The study of human temperament began long before my wedding day (as shocked as our kids may be to hear this). The Greek physician Hippocrates (460–370 BC) incorporated four temperaments into his medical theories.
I am certain my total fascination with temperaments began within 48 hours of our wedding ceremony. Let me explain.
My fiancé had safely returned from the Viet Nam conflict 50 days prior to our nuptials. He had been gone 24 months. Though we had dated for four years, we had never lived in the same area longer than a couple of months during our courtship. So, 48 hours into our honeymoon, I was thinking, “Who is this man I married, and why don’t I recognize him?”
Let me set the scene …
We honeymooned, overlooking the spectacular Pacific Ocean (insert magnificent picture here). It was so romantic! However, suddenly, my groom wanted to talk about Five Year Projections and our financial future.
Mind you, I was a breathtakingly beautiful and fascinating child bride. I was naïve and YELLOW enough to have dreamed of a honeymoon filled with long romantic walks on the beach, hours of gazing into each others’ eyes and other things of which romance novels are made!
I wanted fun!
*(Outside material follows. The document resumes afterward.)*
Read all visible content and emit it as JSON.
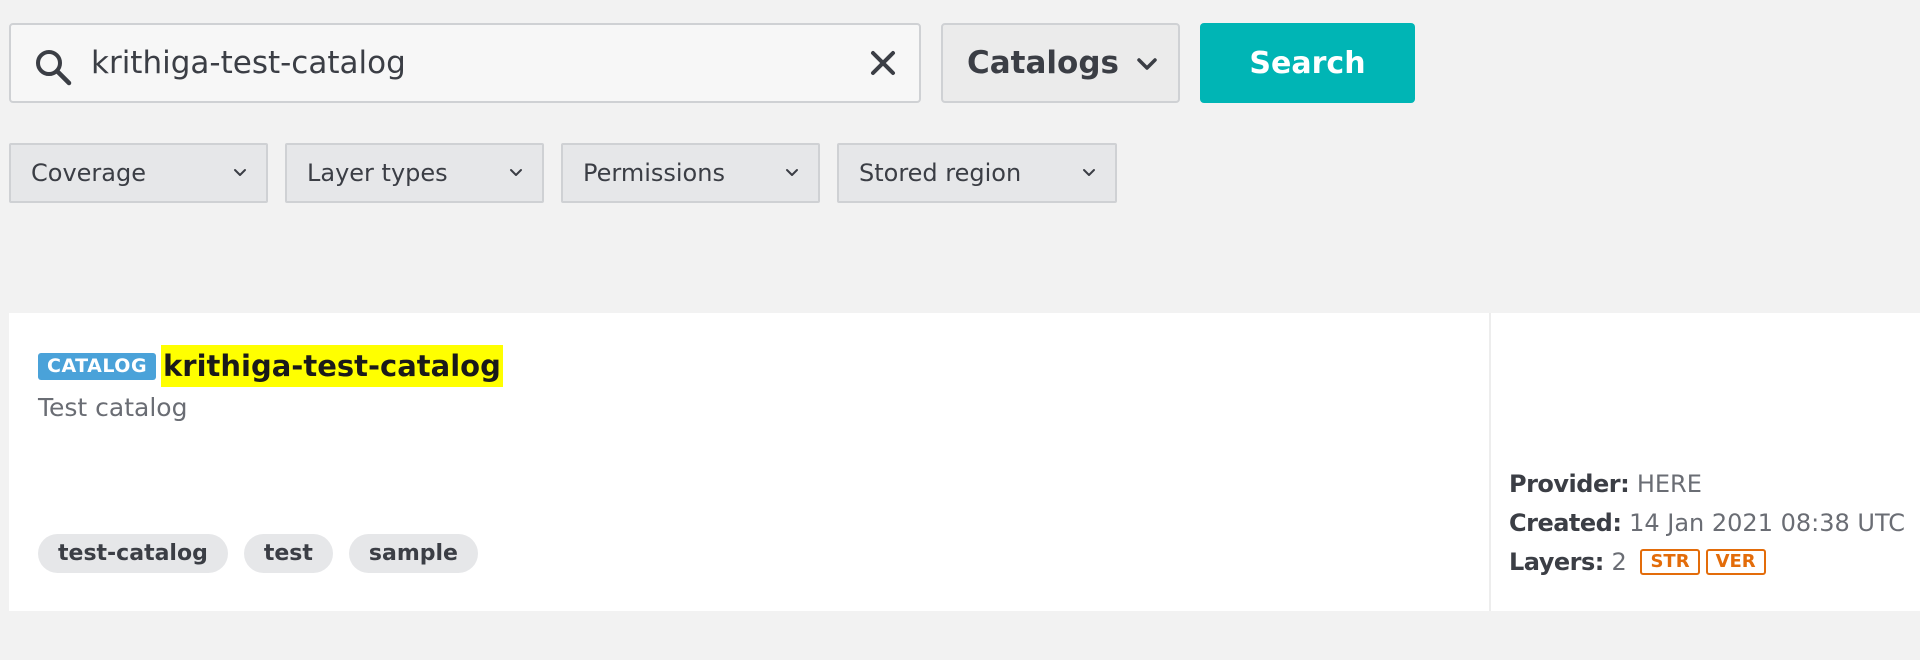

My husband’s idea of fun was strategically compiling wedding gifts into calculated-sized shelves, aligned perfectly in his newly-built pantry.
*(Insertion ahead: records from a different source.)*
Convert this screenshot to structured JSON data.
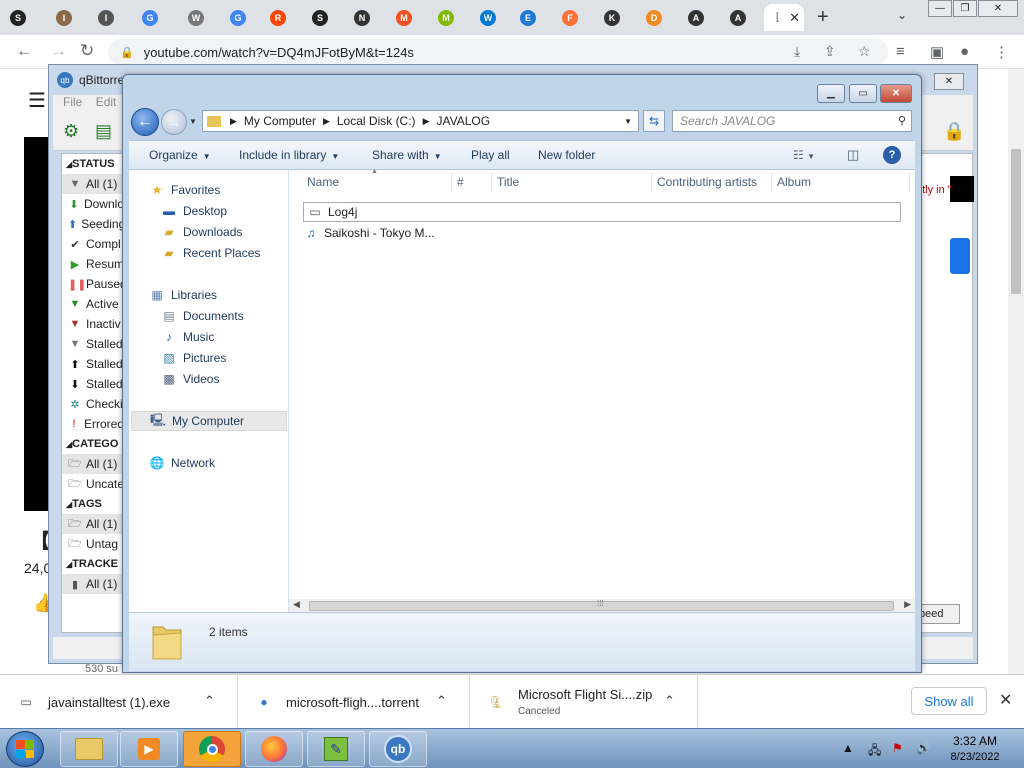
{
  "browser": {
    "tabs": [
      {
        "icon": "threads-icon",
        "letter": "S",
        "color": "#222222"
      },
      {
        "icon": "cookie-icon",
        "letter": "I",
        "color": "#8a6a4a"
      },
      {
        "icon": "circle-icon",
        "letter": "I",
        "color": "#555555"
      },
      {
        "icon": "google-icon",
        "letter": "G",
        "color": "#4285f4"
      },
      {
        "icon": "wiki-icon",
        "letter": "W",
        "color": "#777777"
      },
      {
        "icon": "google-icon",
        "letter": "G",
        "color": "#4285f4"
      },
      {
        "icon": "reddit-icon",
        "letter": "R",
        "color": "#ff4500"
      },
      {
        "icon": "threads-icon",
        "letter": "S",
        "color": "#222222"
      },
      {
        "icon": "nfs-icon",
        "letter": "N",
        "color": "#333333"
      },
      {
        "icon": "microsoft-icon",
        "letter": "M",
        "color": "#f25022"
      },
      {
        "icon": "microsoft-icon",
        "letter": "M",
        "color": "#7fba00"
      },
      {
        "icon": "windows-icon",
        "letter": "W",
        "color": "#0078d7"
      },
      {
        "icon": "edge-icon",
        "letter": "E",
        "color": "#1f7ad6"
      },
      {
        "icon": "firefox-icon",
        "letter": "F",
        "color": "#ff7139"
      },
      {
        "icon": "k-icon",
        "letter": "K",
        "color": "#333333"
      },
      {
        "icon": "diamond-icon",
        "letter": "D",
        "color": "#f08a24"
      },
      {
        "icon": "archive-icon",
        "letter": "A",
        "color": "#333333"
      },
      {
        "icon": "archive-icon",
        "letter": "A",
        "color": "#333333"
      }
    ],
    "url": "youtube.com/watch?v=DQ4mJFotByM&t=124s"
  },
  "youtube": {
    "title_fragment": "【",
    "views_fragment": "24,0",
    "subs_fragment": "530 su"
  },
  "qbittorrent": {
    "title": "qBittorre",
    "menu": [
      "File",
      "Edit"
    ],
    "status_header": "STATUS",
    "status_items": [
      {
        "label": "All (1)",
        "icon": "filter-icon",
        "glyph": "▼",
        "color": "#666"
      },
      {
        "label": "Downlo",
        "icon": "download-arrow-icon",
        "glyph": "⬇",
        "color": "#2e8b2e"
      },
      {
        "label": "Seeding",
        "icon": "upload-arrow-icon",
        "glyph": "⬆",
        "color": "#2b6bd6"
      },
      {
        "label": "Compl",
        "icon": "checkmark-icon",
        "glyph": "✔",
        "color": "#333"
      },
      {
        "label": "Resum",
        "icon": "play-icon",
        "glyph": "▶",
        "color": "#2e9b2e"
      },
      {
        "label": "Paused",
        "icon": "pause-icon",
        "glyph": "❚❚",
        "color": "#e06060"
      },
      {
        "label": "Active",
        "icon": "active-filter-icon",
        "glyph": "▼",
        "color": "#2e8b2e"
      },
      {
        "label": "Inactiv",
        "icon": "inactive-filter-icon",
        "glyph": "▼",
        "color": "#b03030"
      },
      {
        "label": "Stalled",
        "icon": "stalled-filter-icon",
        "glyph": "▼",
        "color": "#777"
      },
      {
        "label": "Stalled",
        "icon": "stalled-upload-icon",
        "glyph": "⬆",
        "color": "#111"
      },
      {
        "label": "Stalled",
        "icon": "stalled-download-icon",
        "glyph": "⬇",
        "color": "#111"
      },
      {
        "label": "Checki",
        "icon": "checking-gear-icon",
        "glyph": "✲",
        "color": "#1a8a8a"
      },
      {
        "label": "Errored",
        "icon": "error-exclamation-icon",
        "glyph": "!",
        "color": "#e00000"
      }
    ],
    "categories_header": "CATEGO",
    "categories": [
      {
        "label": "All (1)",
        "icon": "folder-open-icon"
      },
      {
        "label": "Uncate",
        "icon": "folder-open-icon"
      }
    ],
    "tags_header": "TAGS",
    "tags": [
      {
        "label": "All (1)",
        "icon": "folder-open-icon"
      },
      {
        "label": "Untag",
        "icon": "folder-open-icon"
      }
    ],
    "trackers_header": "TRACKE",
    "trackers": [
      {
        "label": "All (1)",
        "icon": "tracker-icon"
      }
    ],
    "right_text": "ntly in \"",
    "speed_button": "peed"
  },
  "explorer": {
    "address": {
      "crumbs": [
        "My Computer",
        "Local Disk (C:)",
        "JAVALOG"
      ]
    },
    "search_placeholder": "Search JAVALOG",
    "commands": [
      {
        "label": "Organize",
        "dropdown": true
      },
      {
        "label": "Include in library",
        "dropdown": true
      },
      {
        "label": "Share with",
        "dropdown": true
      },
      {
        "label": "Play all",
        "dropdown": false
      },
      {
        "label": "New folder",
        "dropdown": false
      }
    ],
    "nav": {
      "favorites": {
        "label": "Favorites",
        "items": [
          "Desktop",
          "Downloads",
          "Recent Places"
        ]
      },
      "libraries": {
        "label": "Libraries",
        "items": [
          "Documents",
          "Music",
          "Pictures",
          "Videos"
        ]
      },
      "computer": "My Computer",
      "network": "Network"
    },
    "columns": [
      "Name",
      "#",
      "Title",
      "Contributing artists",
      "Album"
    ],
    "files": [
      {
        "name": "Log4j",
        "icon": "text-file-icon"
      },
      {
        "name": "Saikoshi - Tokyo M...",
        "icon": "music-file-icon"
      }
    ],
    "details_count": "2 items"
  },
  "downloads": [
    {
      "name": "javainstalltest (1).exe",
      "status": "",
      "icon": "exe-file-icon"
    },
    {
      "name": "microsoft-fligh....torrent",
      "status": "",
      "icon": "torrent-file-icon"
    },
    {
      "name": "Microsoft Flight Si....zip",
      "status": "Canceled",
      "icon": "zip-file-icon"
    }
  ],
  "show_all": "Show all",
  "taskbar": {
    "time": "3:32 AM",
    "date": "8/23/2022"
  }
}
I wanted passion!
There is no one more passionate than my husband–when he finds a shortcut to Home Depot.
I wanted friends and parties galore!
My husband does not need anyone but me. He has said this a thousand times to date. The only party he attends, ungrudgingly, celebrates the Super Bowl.
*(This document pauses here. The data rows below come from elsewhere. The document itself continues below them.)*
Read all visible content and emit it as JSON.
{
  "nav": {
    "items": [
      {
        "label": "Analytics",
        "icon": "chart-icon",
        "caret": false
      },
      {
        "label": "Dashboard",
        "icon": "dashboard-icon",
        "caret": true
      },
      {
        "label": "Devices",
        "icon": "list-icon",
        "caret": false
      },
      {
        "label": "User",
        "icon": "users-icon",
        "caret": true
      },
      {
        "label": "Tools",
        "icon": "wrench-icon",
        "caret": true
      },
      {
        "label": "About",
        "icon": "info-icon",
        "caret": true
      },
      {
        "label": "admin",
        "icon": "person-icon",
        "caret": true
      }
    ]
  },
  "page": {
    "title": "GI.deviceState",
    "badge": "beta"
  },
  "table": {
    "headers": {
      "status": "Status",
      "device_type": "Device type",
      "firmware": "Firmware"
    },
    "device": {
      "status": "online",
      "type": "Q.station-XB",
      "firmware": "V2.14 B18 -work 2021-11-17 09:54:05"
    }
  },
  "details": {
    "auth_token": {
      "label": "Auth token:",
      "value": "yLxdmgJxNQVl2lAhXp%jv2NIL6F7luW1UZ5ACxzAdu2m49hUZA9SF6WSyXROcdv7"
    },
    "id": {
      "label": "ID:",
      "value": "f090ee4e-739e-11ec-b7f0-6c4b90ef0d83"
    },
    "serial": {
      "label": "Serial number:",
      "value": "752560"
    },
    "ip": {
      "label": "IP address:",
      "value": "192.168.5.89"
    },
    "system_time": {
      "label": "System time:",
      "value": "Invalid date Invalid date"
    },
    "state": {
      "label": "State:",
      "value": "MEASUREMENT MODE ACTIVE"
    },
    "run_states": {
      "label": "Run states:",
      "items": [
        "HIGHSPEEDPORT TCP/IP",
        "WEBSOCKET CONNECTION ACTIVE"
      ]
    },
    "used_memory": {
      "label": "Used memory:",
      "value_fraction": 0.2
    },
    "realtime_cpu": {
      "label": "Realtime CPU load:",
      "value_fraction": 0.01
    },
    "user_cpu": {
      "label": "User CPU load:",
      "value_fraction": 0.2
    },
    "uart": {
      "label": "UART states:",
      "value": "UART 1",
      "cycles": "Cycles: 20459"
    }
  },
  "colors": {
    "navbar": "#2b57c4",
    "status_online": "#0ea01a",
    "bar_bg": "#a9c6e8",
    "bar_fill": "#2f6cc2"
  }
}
It is fascinating that I love this man so much despite our differences.
My husband’s temperament is polar opposite of mine. Once I began to understand the unique diversity between the two of us, it was so much easier to enjoy our marriage.
Oh yes, we did take those romantic walks along the seashore. He allotted time for that on Day 3.
Question: Having any communication differences in your marriage?